This could be due to the fact that America is dominant towards cinema, trade, television, music and technology. World wide access has exposed the way Americans speak therefore influencing and changing the way we speak. The English language was established in New Zealand by colonists during the 19th century. The most distinctive influences on New Zealand English have come from Australian English, British English in Southern England, Irish English, Scottish English, the prestige Received Pronunciation, and the Māori language. The New zealand accent sounds very similar to the Australian accent to the untrained ear and they can both be easily confused with each other. The New Zealand Accent The Amercian Accent The Australian Accent The earliest form of Australian English was first spoken by the children of the colonists born into the colony of New South Wales. This very first generation of children created a new dialect that was to become the language of the nation. The most common of Australian accents is known as General Australian English, and is used as a standard language for the purposes of television news broadcasts and advertising. This accent is especially prominent in urban Australia and it predominates in modern Australian films and television programmes such as Angry Boys. Caribbean English is influenced by the English-based Creole varieties spoken in the region, but they are not the same. In the Caribbean, there is a great deal of variation in the way English is spoken. Irish Accent Typical words include: me- meh, or mi, you, yuh, he, she, it, we, wi or alawe, allyuh or unu, and dem or day. I- mi, my, he, she, ih, it, we, wi or alawe, allayu' or unu. Them: dem, den, deh.

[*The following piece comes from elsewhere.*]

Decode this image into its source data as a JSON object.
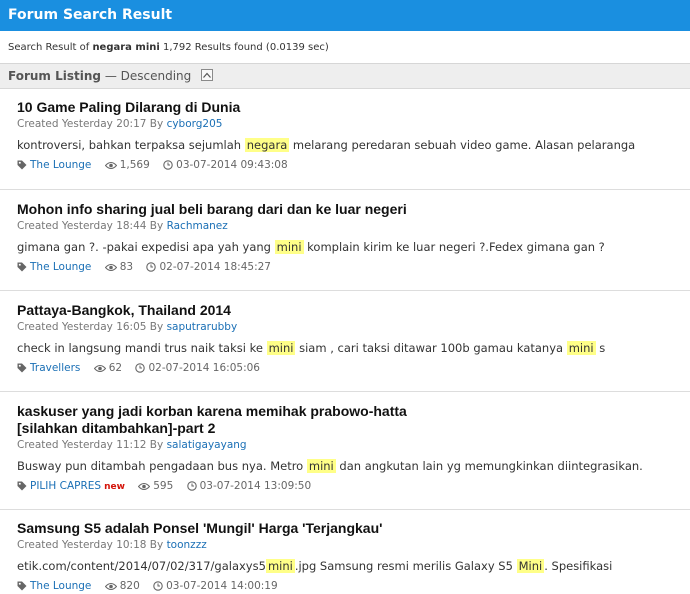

"Dropping the 'h'" or th-stopping in th- words is common. Some might be "sing-songish" (Trinidad, Bahamas) and rhotic (Bajan, Guyanese). Caribbean English influenced by Irish English dialects. South African English Also known as Hiberno-English.
English was first brought to Ireland during the Norman invasion of the late 12th century. Initially it was mainly spoken in an area known as the Pale around Dublin, with Irish spoken throughout the rest of the country. By the Tudor period, the Irish culture and language had regained most of the territory. The resumption of English expansion following the Tudor conquest of Ireland saw a revival in use of their language, by the mid-19th century, English was the majority language spoken in the country. There are three variations in South African English:
1. Cultivated- This is close to Received Pronunciation and is associated with upper class
2. General- Social indicator of middle class
3. Broad- This is working class and/or Afrikaans descent, and closely approximating the second-language Afrikaans-English variety.
In 1991, 45% of South Africans had speaking knowledge of English. Conclusion From this project we have learnt that accent develops from the first settlers of the country. Each different settler's origin determines how the accent will be shaped as it develops over centuries to form what it represents today.
Accents are constantly changing. Evidence of this can be shown through the growing adaptations of the English language e.g. Caribbean, Indian, South African etc. They have taken our language and made it their own.